> Required action: Sort through the data and copy the lines holding the word "Yellow".

== Dataset records

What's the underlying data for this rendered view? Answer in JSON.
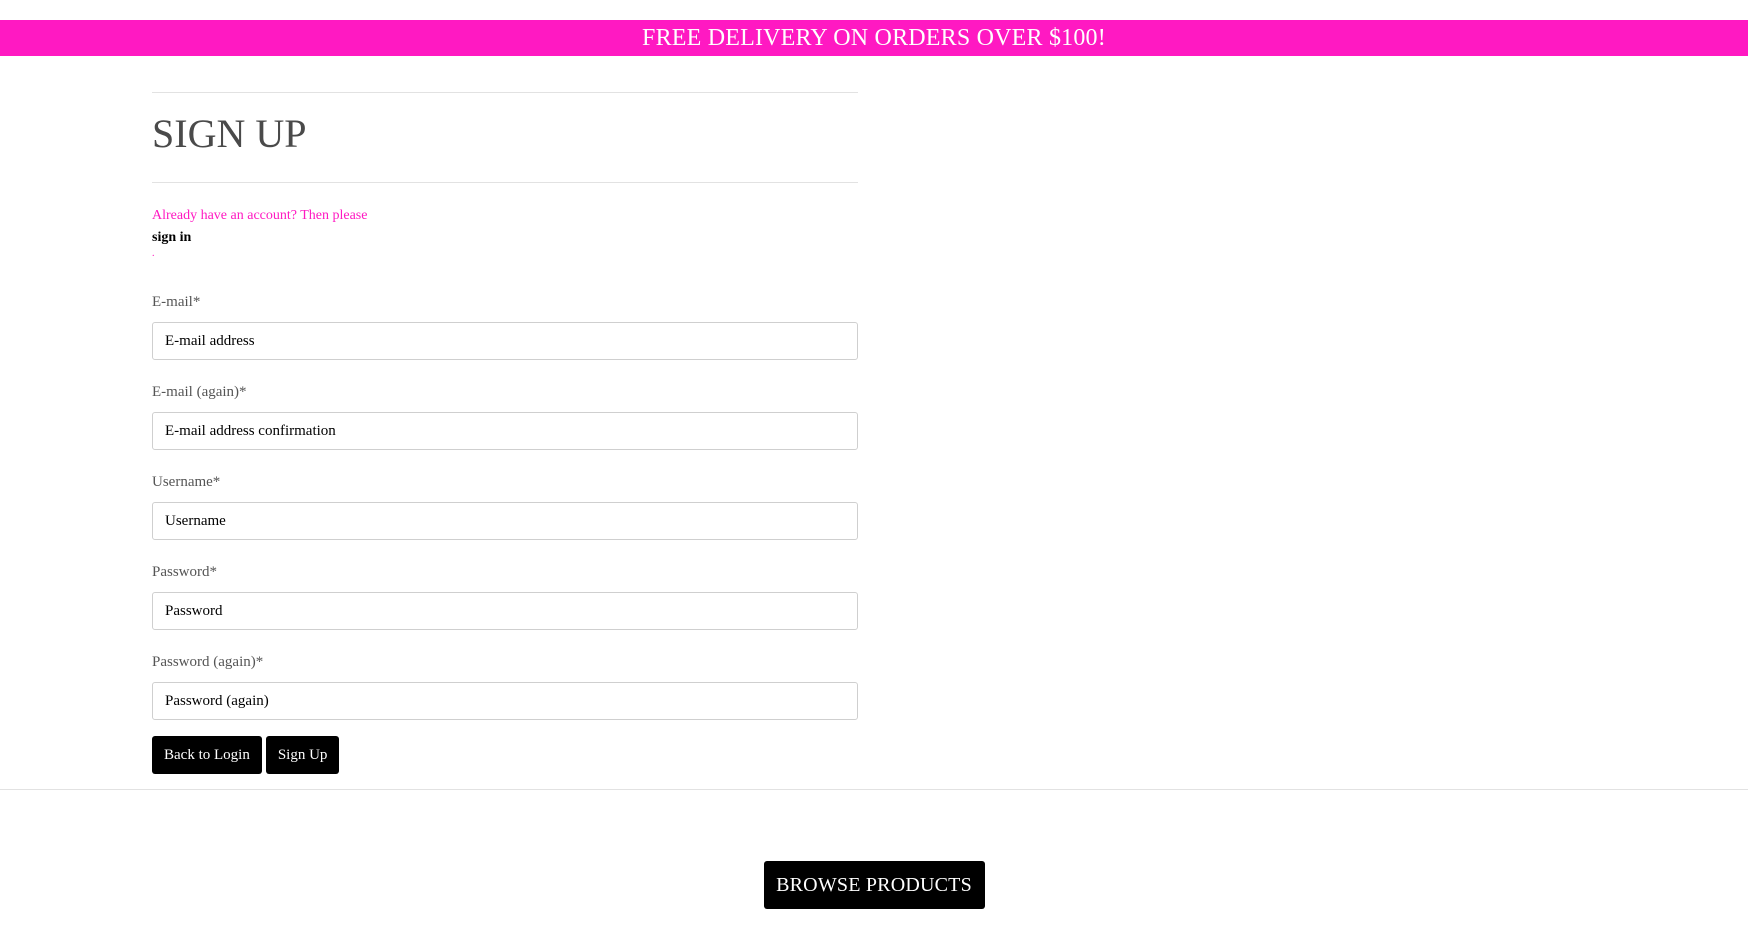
{
  "promo": {
    "text": "FREE DELIVERY ON ORDERS OVER $100!",
    "background_color": "#ff19c2"
  },
  "form": {
    "title": "SIGN UP",
    "signin_prompt": "Already have an account? Then please",
    "signin_link": "sign in",
    "signin_suffix": ".",
    "fields": [
      {
        "label": "E-mail*",
        "placeholder": "E-mail address"
      },
      {
        "label": "E-mail (again)*",
        "placeholder": "E-mail address confirmation"
      },
      {
        "label": "Username*",
        "placeholder": "Username"
      },
      {
        "label": "Password*",
        "placeholder": "Password"
      },
      {
        "label": "Password (again)*",
        "placeholder": "Password (again)"
      }
    ],
    "back_button": "Back to Login",
    "signup_button": "Sign Up"
  },
  "footer": {
    "browse_button": "BROWSE PRODUCTS"
  },
  "colors": {
    "accent": "#ff19c2",
    "button": "#000000"
  }
}
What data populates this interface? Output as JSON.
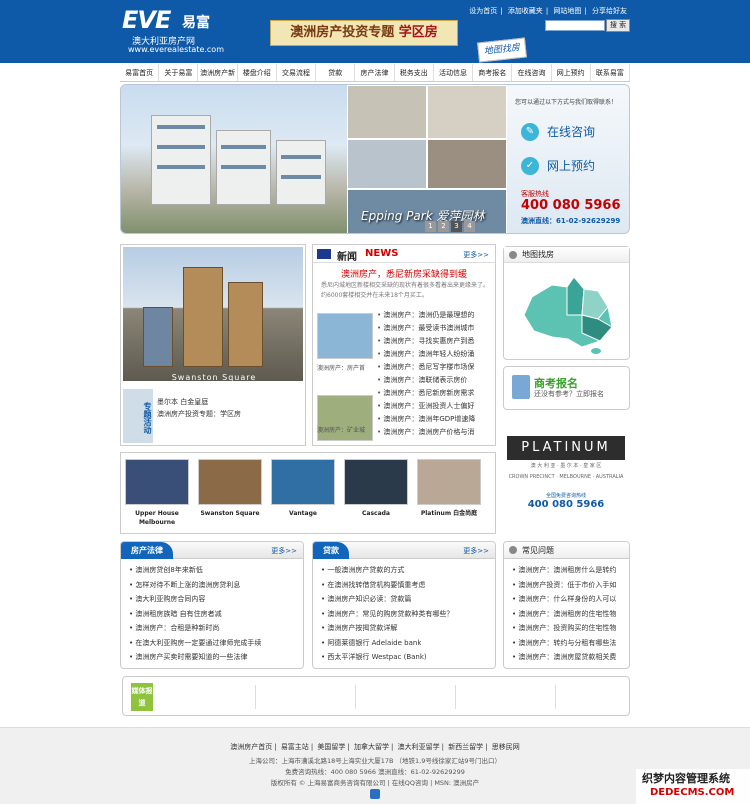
{
  "header": {
    "logo_brand": "EVE",
    "logo_cn": "易富",
    "logo_sub1": "澳大利亚房产网",
    "logo_sub2": "www.everealestate.com",
    "banner_text": "澳洲房产投资专题",
    "banner_highlight": "学区房",
    "stamp_text": "地图找房",
    "toplinks": [
      "设为首页",
      "添加收藏夹",
      "网站地图",
      "分享给好友"
    ],
    "search_button": "搜 索"
  },
  "nav": [
    "易富首页",
    "关于易富",
    "澳洲房产新闻",
    "楼盘介绍",
    "交易流程",
    "贷款",
    "房产法律",
    "税务支出",
    "活动信息",
    "商考报名",
    "在线咨询",
    "网上预约",
    "联系易富"
  ],
  "hero": {
    "caption": "Epping Park 爱萍园林",
    "dots": [
      "1",
      "2",
      "3",
      "4"
    ],
    "active_dot": "3",
    "contact_intro": "您可以通过以下方式与我们取得联系！",
    "online_consult": "在线咨询",
    "online_booking": "网上预约",
    "hotline_label": "客服热线",
    "hotline": "400 080 5966",
    "direct_line": "澳洲直线：61-02-92629299"
  },
  "feature": {
    "image_caption": "Swanston Square",
    "side_label": "专题活动",
    "text1": "墨尔本 白金皇庭",
    "text2": "澳洲房产投资专题：学区房"
  },
  "news": {
    "title_cn": "新闻",
    "title_en": "NEWS",
    "more": "更多>>",
    "headline": "澳洲房产，悉尼新房采缺得到缓",
    "summary": "悉尼内城地区新楼相交采缺的现状有着很多看着出来更缘来了。约6000套楼相交并在未来18个月买工。",
    "photo1_caption": "澳洲房产：房产首",
    "photo2_caption": "澳洲房产：矿业城",
    "items": [
      "澳洲房产：澳洲仍是最理想的",
      "澳洲房产：最受读书澳洲城市",
      "澳洲房产：寻找实惠房产到悉",
      "澳洲房产：澳洲年轻人纷纷涌",
      "澳洲房产：悉尼写字楼市场保",
      "澳洲房产：澳联储表示房价",
      "澳洲房产：悉尼新房新房需求",
      "澳洲房产：亚洲投资人士偏好",
      "澳洲房产：澳洲年GDP增速降",
      "澳洲房产：澳洲房产价格与消"
    ]
  },
  "right": {
    "map_title": "地图找房",
    "map_label": "Australia",
    "reg_title": "商考报名",
    "reg_sub": "还没有参考？立即报名",
    "plat_title": "PLATINUM",
    "plat_sub": "澳 大 利 亚 · 墨 尔 本 · 皇 家 区",
    "plat_loc": "CROWN PRECINCT · MELBOURNE · AUSTRALIA",
    "plat_phone_label": "全国免费咨询热线",
    "plat_phone": "400 080 5966"
  },
  "projects": [
    {
      "label": "Upper House Melbourne",
      "color": "#3a4f78"
    },
    {
      "label": "Swanston Square",
      "color": "#8a6a47"
    },
    {
      "label": "Vantage",
      "color": "#2f6fa3"
    },
    {
      "label": "Cascada",
      "color": "#2a3a4a"
    },
    {
      "label": "Platinum 白金尚庭",
      "color": "#b9a895"
    }
  ],
  "law": {
    "title": "房产法律",
    "more": "更多>>",
    "items": [
      "澳洲房贷创8年来新低",
      "怎样对待不断上涨的澳洲房贷利息",
      "澳大利亚购房合同内容",
      "澳洲租房族暗 自有住房者减",
      "澳洲房产：合租是种新时尚",
      "在澳大利亚购房一定要通过律师完成手续",
      "澳洲房产买卖时需要知道的一些法律"
    ]
  },
  "loan": {
    "title": "贷款",
    "more": "更多>>",
    "items": [
      "一般澳洲房产贷款的方式",
      "在澳洲找转借贷机构要慎重考虑",
      "澳洲房产知识必读：贷款篇",
      "澳洲房产：常见的购房贷款种类有哪些？",
      "澳洲房产按揭贷款详解",
      "阿德莱德银行 Adelaide bank",
      "西太平洋银行 Westpac (Bank)"
    ]
  },
  "faq": {
    "title": "常见问题",
    "items": [
      "澳洲房产：澳洲租房什么是转约",
      "澳洲房产投资：低于市价入手如",
      "澳洲房产：什么样身份的人可以",
      "澳洲房产：澳洲租房的住宅性物",
      "澳洲房产：投资购买的住宅性物",
      "澳洲房产：转约与分租有哪些法",
      "澳洲房产：澳洲房屋贷款相关费"
    ]
  },
  "media": {
    "label": "媒体报道"
  },
  "footer": {
    "links": [
      "澳洲房产首页",
      "易富主站",
      "美国留学",
      "加拿大留学",
      "澳大利亚留学",
      "新西兰留学",
      "思移民网"
    ],
    "address": "上海公司：上海市漕溪北路18号上海实业大厦17B （地铁1,9号线徐家汇站9号门出口）",
    "phone": "免费咨询热线：400 080 5966  澳洲直线：61-02-92629299",
    "copyright": "版权所有 © 上海易富商务咨询有限公司  |  在线QQ咨询  |  MSN: 澳洲房产"
  },
  "watermark": {
    "line1": "织梦内容管理系统",
    "line2": "DEDECMS.COM"
  }
}
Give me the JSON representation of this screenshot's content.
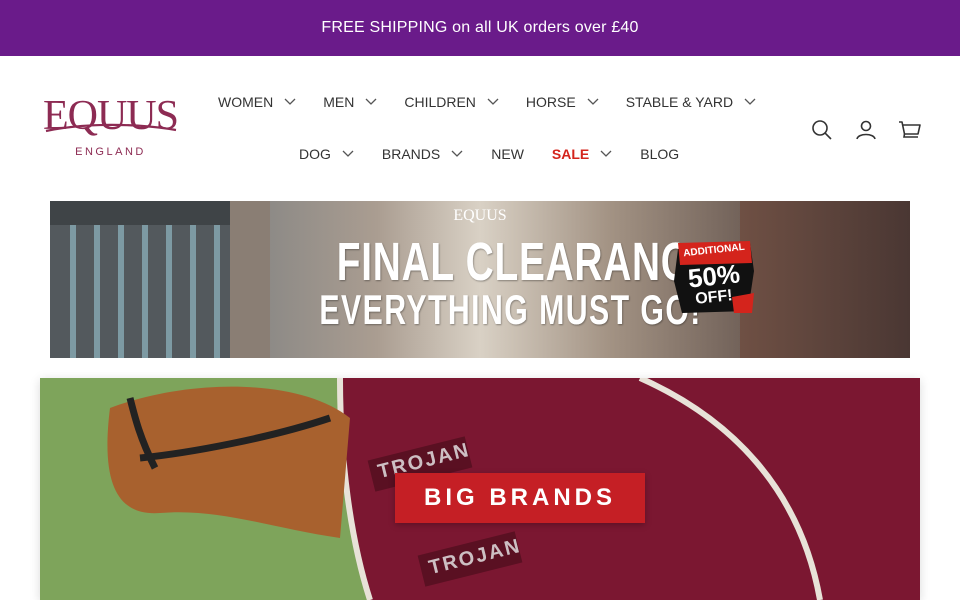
{
  "announcement": {
    "text": "FREE SHIPPING on all UK orders over £40"
  },
  "brand": {
    "wordmark": "EQUUS",
    "sub": "ENGLAND",
    "color": "#8d2b53"
  },
  "nav": {
    "row1": [
      {
        "label": "WOMEN",
        "has_dropdown": true
      },
      {
        "label": "MEN",
        "has_dropdown": true
      },
      {
        "label": "CHILDREN",
        "has_dropdown": true
      },
      {
        "label": "HORSE",
        "has_dropdown": true
      },
      {
        "label": "STABLE & YARD",
        "has_dropdown": true
      }
    ],
    "row2": [
      {
        "label": "DOG",
        "has_dropdown": true
      },
      {
        "label": "BRANDS",
        "has_dropdown": true
      },
      {
        "label": "NEW",
        "has_dropdown": false
      },
      {
        "label": "SALE",
        "has_dropdown": true,
        "highlight_color": "#d4241c"
      },
      {
        "label": "BLOG",
        "has_dropdown": false
      }
    ]
  },
  "header_icons": [
    "search-icon",
    "account-icon",
    "cart-icon"
  ],
  "promo_banner": {
    "logo": "EQUUS",
    "headline": "FINAL CLEARANCE",
    "subline": "EVERYTHING MUST GO!",
    "badge": {
      "top": "ADDITIONAL",
      "percent": "50%",
      "bottom": "OFF!"
    }
  },
  "feature_banner": {
    "cta": "BIG BRANDS",
    "cta_color": "#c51f25",
    "rug_labels": [
      "TROJAN",
      "TROJAN"
    ]
  },
  "colors": {
    "announcement_bg": "#6a1b8a",
    "nav_text": "#333333"
  }
}
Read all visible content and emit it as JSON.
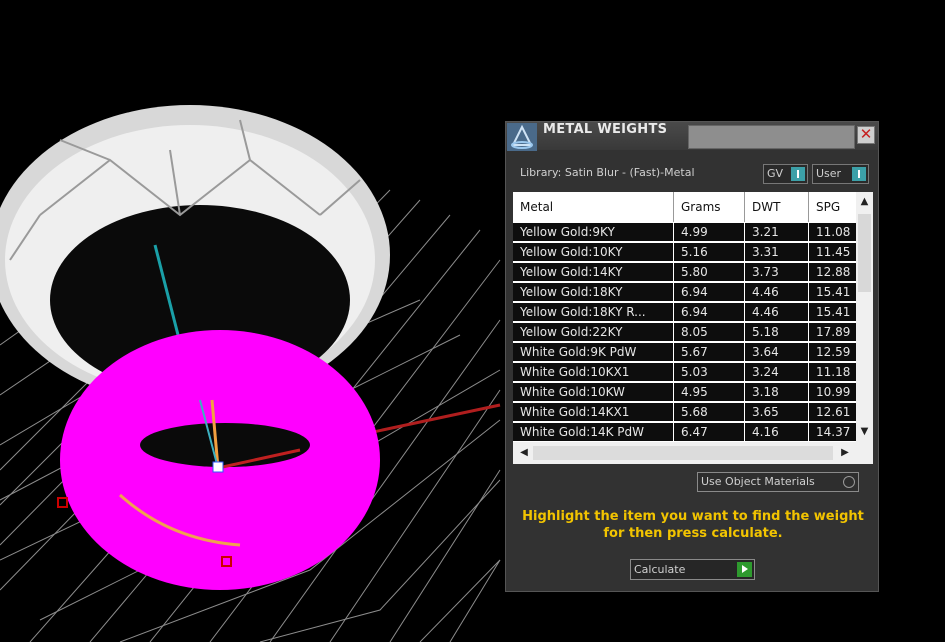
{
  "window": {
    "title": "METAL WEIGHTS",
    "library_label": "Library: Satin Blur - (Fast)-Metal",
    "toggle_gv": "GV",
    "toggle_user": "User"
  },
  "table": {
    "columns": [
      "Metal",
      "Grams",
      "DWT",
      "SPG"
    ],
    "rows": [
      [
        "Yellow Gold:9KY",
        "4.99",
        "3.21",
        "11.08"
      ],
      [
        "Yellow Gold:10KY",
        "5.16",
        "3.31",
        "11.45"
      ],
      [
        "Yellow Gold:14KY",
        "5.80",
        "3.73",
        "12.88"
      ],
      [
        "Yellow Gold:18KY",
        "6.94",
        "4.46",
        "15.41"
      ],
      [
        "Yellow Gold:18KY R...",
        "6.94",
        "4.46",
        "15.41"
      ],
      [
        "Yellow Gold:22KY",
        "8.05",
        "5.18",
        "17.89"
      ],
      [
        "White Gold:9K PdW",
        "5.67",
        "3.64",
        "12.59"
      ],
      [
        "White Gold:10KX1",
        "5.03",
        "3.24",
        "11.18"
      ],
      [
        "White Gold:10KW",
        "4.95",
        "3.18",
        "10.99"
      ],
      [
        "White Gold:14KX1",
        "5.68",
        "3.65",
        "12.61"
      ],
      [
        "White Gold:14K PdW",
        "6.47",
        "4.16",
        "14.37"
      ]
    ]
  },
  "use_object_materials": "Use Object Materials",
  "hint": "Highlight the item you want to find the weight for then press calculate.",
  "calculate_label": "Calculate",
  "colors": {
    "panel": "#323232",
    "hint": "#f2c400",
    "selection": "#ff00ff",
    "accent": "#3ca0a8"
  }
}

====

> Response area:
        "Yellow Gold:9KY",
        "Yellow Gold:10KY",
        "Yellow Gold:14KY",
        "Yellow Gold:18KY",
        "Yellow Gold:18KY R...",
        "Yellow Gold:22KY",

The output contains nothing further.